- Opening Delimiter -

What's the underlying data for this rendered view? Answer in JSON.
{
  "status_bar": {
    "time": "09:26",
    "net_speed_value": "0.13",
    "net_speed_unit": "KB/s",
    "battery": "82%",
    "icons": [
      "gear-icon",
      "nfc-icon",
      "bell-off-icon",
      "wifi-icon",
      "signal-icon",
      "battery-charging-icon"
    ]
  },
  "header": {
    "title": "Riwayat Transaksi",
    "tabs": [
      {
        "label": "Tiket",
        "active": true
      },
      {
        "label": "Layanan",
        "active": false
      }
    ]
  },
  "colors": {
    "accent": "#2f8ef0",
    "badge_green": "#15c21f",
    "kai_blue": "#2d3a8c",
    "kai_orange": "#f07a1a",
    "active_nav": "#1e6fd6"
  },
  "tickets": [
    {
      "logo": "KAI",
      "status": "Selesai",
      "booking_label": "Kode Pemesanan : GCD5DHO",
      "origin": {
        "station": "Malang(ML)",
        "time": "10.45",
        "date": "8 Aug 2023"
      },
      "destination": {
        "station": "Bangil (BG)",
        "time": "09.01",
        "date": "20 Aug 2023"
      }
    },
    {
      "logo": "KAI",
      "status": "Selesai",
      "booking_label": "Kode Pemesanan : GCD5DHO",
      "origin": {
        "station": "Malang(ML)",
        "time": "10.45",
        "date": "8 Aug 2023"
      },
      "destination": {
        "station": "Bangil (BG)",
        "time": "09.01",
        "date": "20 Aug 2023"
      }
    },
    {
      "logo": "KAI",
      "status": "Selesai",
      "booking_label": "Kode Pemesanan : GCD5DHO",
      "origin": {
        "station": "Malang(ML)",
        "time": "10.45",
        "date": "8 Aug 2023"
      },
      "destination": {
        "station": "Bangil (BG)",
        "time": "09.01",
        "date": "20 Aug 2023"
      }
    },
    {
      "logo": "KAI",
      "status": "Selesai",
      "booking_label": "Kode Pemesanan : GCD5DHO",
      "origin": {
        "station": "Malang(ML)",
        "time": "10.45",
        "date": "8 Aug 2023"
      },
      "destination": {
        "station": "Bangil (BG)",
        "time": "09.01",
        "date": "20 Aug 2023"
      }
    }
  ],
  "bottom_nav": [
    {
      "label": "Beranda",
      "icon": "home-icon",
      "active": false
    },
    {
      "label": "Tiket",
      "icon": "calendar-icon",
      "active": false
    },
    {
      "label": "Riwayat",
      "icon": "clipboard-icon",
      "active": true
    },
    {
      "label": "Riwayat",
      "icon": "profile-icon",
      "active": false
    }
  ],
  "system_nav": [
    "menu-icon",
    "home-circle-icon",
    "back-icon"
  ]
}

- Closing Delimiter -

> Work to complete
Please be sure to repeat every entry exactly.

> Solution to this problem
What's the underlying data for this rendered view? Answer in JSON.
{
  "status_bar": {
    "time": "09:26",
    "net_speed_value": "0.13",
    "net_speed_unit": "KB/s",
    "battery": "82%",
    "icons": [
      "gear-icon",
      "nfc-icon",
      "bell-off-icon",
      "wifi-icon",
      "signal-icon",
      "battery-charging-icon"
    ]
  },
  "header": {
    "title": "Riwayat Transaksi",
    "tabs": [
      {
        "label": "Tiket",
        "active": true
      },
      {
        "label": "Layanan",
        "active": false
      }
    ]
  },
  "colors": {
    "accent": "#2f8ef0",
    "badge_green": "#15c21f",
    "kai_blue": "#2d3a8c",
    "kai_orange": "#f07a1a",
    "active_nav": "#1e6fd6"
  },
  "tickets": [
    {
      "logo": "KAI",
      "status": "Selesai",
      "booking_label": "Kode Pemesanan : GCD5DHO",
      "origin": {
        "station": "Malang(ML)",
        "time": "10.45",
        "date": "8 Aug 2023"
      },
      "destination": {
        "station": "Bangil (BG)",
        "time": "09.01",
        "date": "20 Aug 2023"
      }
    },
    {
      "logo": "KAI",
      "status": "Selesai",
      "booking_label": "Kode Pemesanan : GCD5DHO",
      "origin": {
        "station": "Malang(ML)",
        "time": "10.45",
        "date": "8 Aug 2023"
      },
      "destination": {
        "station": "Bangil (BG)",
        "time": "09.01",
        "date": "20 Aug 2023"
      }
    },
    {
      "logo": "KAI",
      "status": "Selesai",
      "booking_label": "Kode Pemesanan : GCD5DHO",
      "origin": {
        "station": "Malang(ML)",
        "time": "10.45",
        "date": "8 Aug 2023"
      },
      "destination": {
        "station": "Bangil (BG)",
        "time": "09.01",
        "date": "20 Aug 2023"
      }
    },
    {
      "logo": "KAI",
      "status": "Selesai",
      "booking_label": "Kode Pemesanan : GCD5DHO",
      "origin": {
        "station": "Malang(ML)",
        "time": "10.45",
        "date": "8 Aug 2023"
      },
      "destination": {
        "station": "Bangil (BG)",
        "time": "09.01",
        "date": "20 Aug 2023"
      }
    }
  ],
  "bottom_nav": [
    {
      "label": "Beranda",
      "icon": "home-icon",
      "active": false
    },
    {
      "label": "Tiket",
      "icon": "calendar-icon",
      "active": false
    },
    {
      "label": "Riwayat",
      "icon": "clipboard-icon",
      "active": true
    },
    {
      "label": "Riwayat",
      "icon": "profile-icon",
      "active": false
    }
  ],
  "system_nav": [
    "menu-icon",
    "home-circle-icon",
    "back-icon"
  ]
}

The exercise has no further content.